 Concerns have arisen within the retail industry regarding the insufficient time granted to businesses for adequate preparation toward the upcoming labeling changes. As a result, not all operators are projected to be fully compliant by the approaching October deadline.

Nevertheless, the government has signaled its intention to adopt an initially lenient stance when it comes to enforcing these changes. What implications does the new Northern Ireland Brexit deal hold for businesses?

As an illustration, the most recent guidance released by the government has indicated that in the initial months of the new system, measures will be put in place to ensure that businesses utilizing established trusted trader schemes can take advantage of the new arrangements.

Neil Johnson, a representative of the NI Retail Consortium, an organization that speaks for major supermarkets, has emphasized that the alteration in labeling will not impact the quality of the food. He explains: “Because we are next door to the EU, we have to respect their right to their internal market and this labelling is just an administrative procedure to assist that’’.

Beth Malcolm

Beth Malcolm is Scottish based Journalist at Heriot-Watt University studying French and British Sign Language.

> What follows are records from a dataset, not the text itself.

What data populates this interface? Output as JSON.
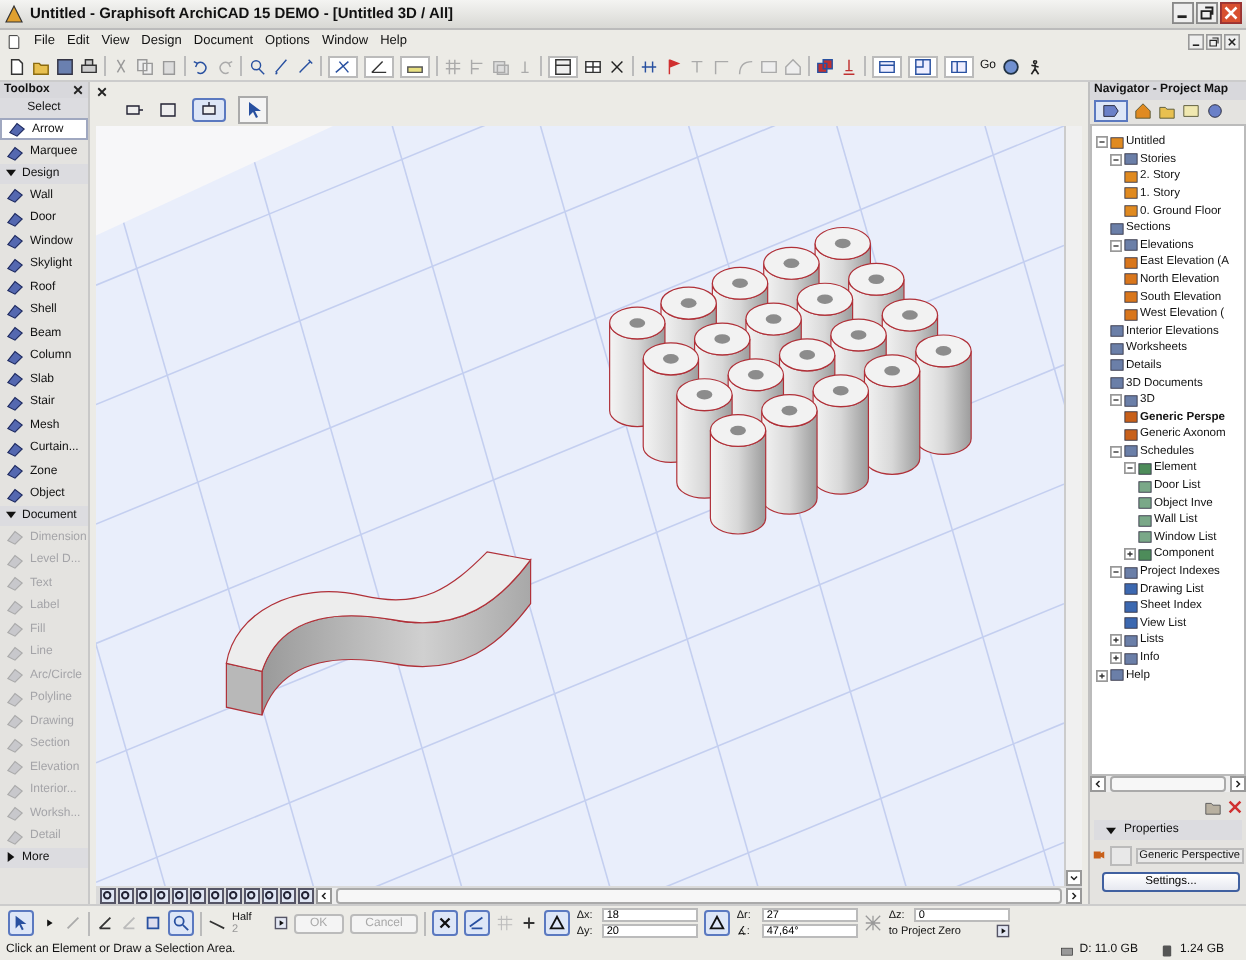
{
  "window": {
    "title": "Untitled - Graphisoft ArchiCAD 15 DEMO - [Untitled 3D / All]"
  },
  "menu": [
    "File",
    "Edit",
    "View",
    "Design",
    "Document",
    "Options",
    "Window",
    "Help"
  ],
  "toolbar": {
    "go_label": "Go"
  },
  "toolbox": {
    "title": "Toolbox",
    "groups": [
      {
        "label": "Select",
        "kind": "plain",
        "items": [
          {
            "label": "Arrow",
            "selected": true,
            "disabled": false
          },
          {
            "label": "Marquee",
            "selected": false,
            "disabled": false
          }
        ]
      },
      {
        "label": "Design",
        "kind": "expandable",
        "expanded": true,
        "items": [
          {
            "label": "Wall",
            "selected": false,
            "disabled": false
          },
          {
            "label": "Door",
            "selected": false,
            "disabled": false
          },
          {
            "label": "Window",
            "selected": false,
            "disabled": false
          },
          {
            "label": "Skylight",
            "selected": false,
            "disabled": false
          },
          {
            "label": "Roof",
            "selected": false,
            "disabled": false
          },
          {
            "label": "Shell",
            "selected": false,
            "disabled": false
          },
          {
            "label": "Beam",
            "selected": false,
            "disabled": false
          },
          {
            "label": "Column",
            "selected": false,
            "disabled": false
          },
          {
            "label": "Slab",
            "selected": false,
            "disabled": false
          },
          {
            "label": "Stair",
            "selected": false,
            "disabled": false
          },
          {
            "label": "Mesh",
            "selected": false,
            "disabled": false
          },
          {
            "label": "Curtain...",
            "selected": false,
            "disabled": false
          },
          {
            "label": "Zone",
            "selected": false,
            "disabled": false
          },
          {
            "label": "Object",
            "selected": false,
            "disabled": false
          }
        ]
      },
      {
        "label": "Document",
        "kind": "expandable",
        "expanded": true,
        "items": [
          {
            "label": "Dimension",
            "selected": false,
            "disabled": true
          },
          {
            "label": "Level D...",
            "selected": false,
            "disabled": true
          },
          {
            "label": "Text",
            "selected": false,
            "disabled": true
          },
          {
            "label": "Label",
            "selected": false,
            "disabled": true
          },
          {
            "label": "Fill",
            "selected": false,
            "disabled": true
          },
          {
            "label": "Line",
            "selected": false,
            "disabled": true
          },
          {
            "label": "Arc/Circle",
            "selected": false,
            "disabled": true
          },
          {
            "label": "Polyline",
            "selected": false,
            "disabled": true
          },
          {
            "label": "Drawing",
            "selected": false,
            "disabled": true
          },
          {
            "label": "Section",
            "selected": false,
            "disabled": true
          },
          {
            "label": "Elevation",
            "selected": false,
            "disabled": true
          },
          {
            "label": "Interior...",
            "selected": false,
            "disabled": true
          },
          {
            "label": "Worksh...",
            "selected": false,
            "disabled": true
          },
          {
            "label": "Detail",
            "selected": false,
            "disabled": true
          }
        ]
      },
      {
        "label": "More",
        "kind": "expandable",
        "expanded": false
      }
    ]
  },
  "navigator": {
    "title": "Navigator - Project Map",
    "tree": [
      {
        "label": "Untitled",
        "kind": "project",
        "selected": false,
        "expanded": true,
        "children": [
          {
            "label": "Stories",
            "kind": "folder",
            "selected": false,
            "expanded": true,
            "children": [
              {
                "label": "2. Story",
                "kind": "story",
                "selected": false
              },
              {
                "label": "1. Story",
                "kind": "story",
                "selected": false
              },
              {
                "label": "0. Ground Floor",
                "kind": "story",
                "selected": false
              }
            ]
          },
          {
            "label": "Sections",
            "kind": "folder",
            "selected": false
          },
          {
            "label": "Elevations",
            "kind": "folder",
            "selected": false,
            "expanded": true,
            "children": [
              {
                "label": "East Elevation (A",
                "kind": "elevation",
                "selected": false
              },
              {
                "label": "North Elevation",
                "kind": "elevation",
                "selected": false
              },
              {
                "label": "South Elevation",
                "kind": "elevation",
                "selected": false
              },
              {
                "label": "West Elevation (",
                "kind": "elevation",
                "selected": false
              }
            ]
          },
          {
            "label": "Interior Elevations",
            "kind": "folder",
            "selected": false
          },
          {
            "label": "Worksheets",
            "kind": "folder",
            "selected": false
          },
          {
            "label": "Details",
            "kind": "folder",
            "selected": false
          },
          {
            "label": "3D Documents",
            "kind": "folder",
            "selected": false
          },
          {
            "label": "3D",
            "kind": "folder",
            "selected": false,
            "expanded": true,
            "children": [
              {
                "label": "Generic Perspe",
                "kind": "perspective",
                "selected": true
              },
              {
                "label": "Generic Axonom",
                "kind": "perspective",
                "selected": false
              }
            ]
          },
          {
            "label": "Schedules",
            "kind": "folder",
            "selected": false,
            "expanded": true,
            "children": [
              {
                "label": "Element",
                "kind": "schedule",
                "selected": false,
                "expanded": true,
                "children": [
                  {
                    "label": "Door List",
                    "kind": "list",
                    "selected": false
                  },
                  {
                    "label": "Object Inve",
                    "kind": "list",
                    "selected": false
                  },
                  {
                    "label": "Wall List",
                    "kind": "list",
                    "selected": false
                  },
                  {
                    "label": "Window List",
                    "kind": "list",
                    "selected": false
                  }
                ]
              },
              {
                "label": "Component",
                "kind": "schedule",
                "selected": false,
                "expanded": false
              }
            ]
          },
          {
            "label": "Project Indexes",
            "kind": "folder",
            "selected": false,
            "expanded": true,
            "children": [
              {
                "label": "Drawing List",
                "kind": "index",
                "selected": false
              },
              {
                "label": "Sheet Index",
                "kind": "index",
                "selected": false
              },
              {
                "label": "View List",
                "kind": "index",
                "selected": false
              }
            ]
          },
          {
            "label": "Lists",
            "kind": "folder",
            "selected": false,
            "expanded": false
          },
          {
            "label": "Info",
            "kind": "folder",
            "selected": false,
            "expanded": false
          }
        ]
      },
      {
        "label": "Help",
        "kind": "folder",
        "selected": false,
        "expanded": false
      }
    ]
  },
  "properties": {
    "title": "Properties",
    "expanded": true,
    "view_name": "Generic Perspective",
    "settings_button": "Settings..."
  },
  "info_box": {
    "line_type": "Half",
    "line_sub": "2",
    "buttons": [
      {
        "label": "OK",
        "disabled": true
      },
      {
        "label": "Cancel",
        "disabled": true
      }
    ],
    "fields": [
      {
        "label": "Δx:",
        "value": "18"
      },
      {
        "label": "Δy:",
        "value": "20"
      },
      {
        "label": "Δr:",
        "value": "27"
      },
      {
        "label": "∡:",
        "value": "47,64°"
      },
      {
        "label": "Δz:",
        "value": "0"
      }
    ],
    "reference": "to Project Zero"
  },
  "status_bar": {
    "message": "Click an Element or Draw a Selection Area.",
    "disk": "D: 11.0 GB",
    "memory": "1.24 GB"
  }
}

She is originally from the north west of England but is living in Edinburgh to complete her studies.